### What to work on
The records that follow should be retyped word for word.

*** Begin section ***

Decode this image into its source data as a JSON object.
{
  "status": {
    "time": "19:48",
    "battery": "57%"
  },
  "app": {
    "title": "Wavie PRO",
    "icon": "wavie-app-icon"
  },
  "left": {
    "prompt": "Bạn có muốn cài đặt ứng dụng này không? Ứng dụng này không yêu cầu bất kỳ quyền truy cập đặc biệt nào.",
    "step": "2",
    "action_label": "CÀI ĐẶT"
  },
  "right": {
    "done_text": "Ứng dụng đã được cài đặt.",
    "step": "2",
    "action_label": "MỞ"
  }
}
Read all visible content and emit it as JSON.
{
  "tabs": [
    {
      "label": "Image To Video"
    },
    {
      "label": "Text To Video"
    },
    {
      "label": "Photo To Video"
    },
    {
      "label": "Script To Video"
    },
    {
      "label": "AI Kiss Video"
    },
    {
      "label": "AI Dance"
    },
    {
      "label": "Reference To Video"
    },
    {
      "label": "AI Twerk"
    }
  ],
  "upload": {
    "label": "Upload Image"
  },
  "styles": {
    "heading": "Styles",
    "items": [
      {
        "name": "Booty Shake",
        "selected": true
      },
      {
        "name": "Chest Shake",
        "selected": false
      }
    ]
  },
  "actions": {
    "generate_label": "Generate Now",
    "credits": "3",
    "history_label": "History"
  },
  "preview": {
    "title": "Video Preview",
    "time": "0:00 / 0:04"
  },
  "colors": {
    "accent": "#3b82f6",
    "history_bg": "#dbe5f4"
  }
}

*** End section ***

### Solution for this exercise
Decode this image into its source data as a JSON object.
{
  "status": {
    "time": "19:48",
    "battery": "57%"
  },
  "app": {
    "title": "Wavie PRO",
    "icon": "wavie-app-icon"
  },
  "left": {
    "prompt": "Bạn có muốn cài đặt ứng dụng này không? Ứng dụng này không yêu cầu bất kỳ quyền truy cập đặc biệt nào.",
    "step": "2",
    "action_label": "CÀI ĐẶT"
  },
  "right": {
    "done_text": "Ứng dụng đã được cài đặt.",
    "step": "2",
    "action_label": "MỞ"
  }
}
Read all visible content and emit it as JSON.
{
  "tabs": [
    {
      "label": "Image To Video"
    },
    {
      "label": "Text To Video"
    },
    {
      "label": "Photo To Video"
    },
    {
      "label": "Script To Video"
    },
    {
      "label": "AI Kiss Video"
    },
    {
      "label": "AI Dance"
    },
    {
      "label": "Reference To Video"
    },
    {
      "label": "AI Twerk"
    }
  ],
  "upload": {
    "label": "Upload Image"
  },
  "styles": {
    "heading": "Styles",
    "items": [
      {
        "name": "Booty Shake",
        "selected": true
      },
      {
        "name": "Chest Shake",
        "selected": false
      }
    ]
  },
  "actions": {
    "generate_label": "Generate Now",
    "credits": "3",
    "history_label": "History"
  },
  "preview": {
    "title": "Video Preview",
    "time": "0:00 / 0:04"
  },
  "colors": {
    "accent": "#3b82f6",
    "history_bg": "#dbe5f4"
  }
}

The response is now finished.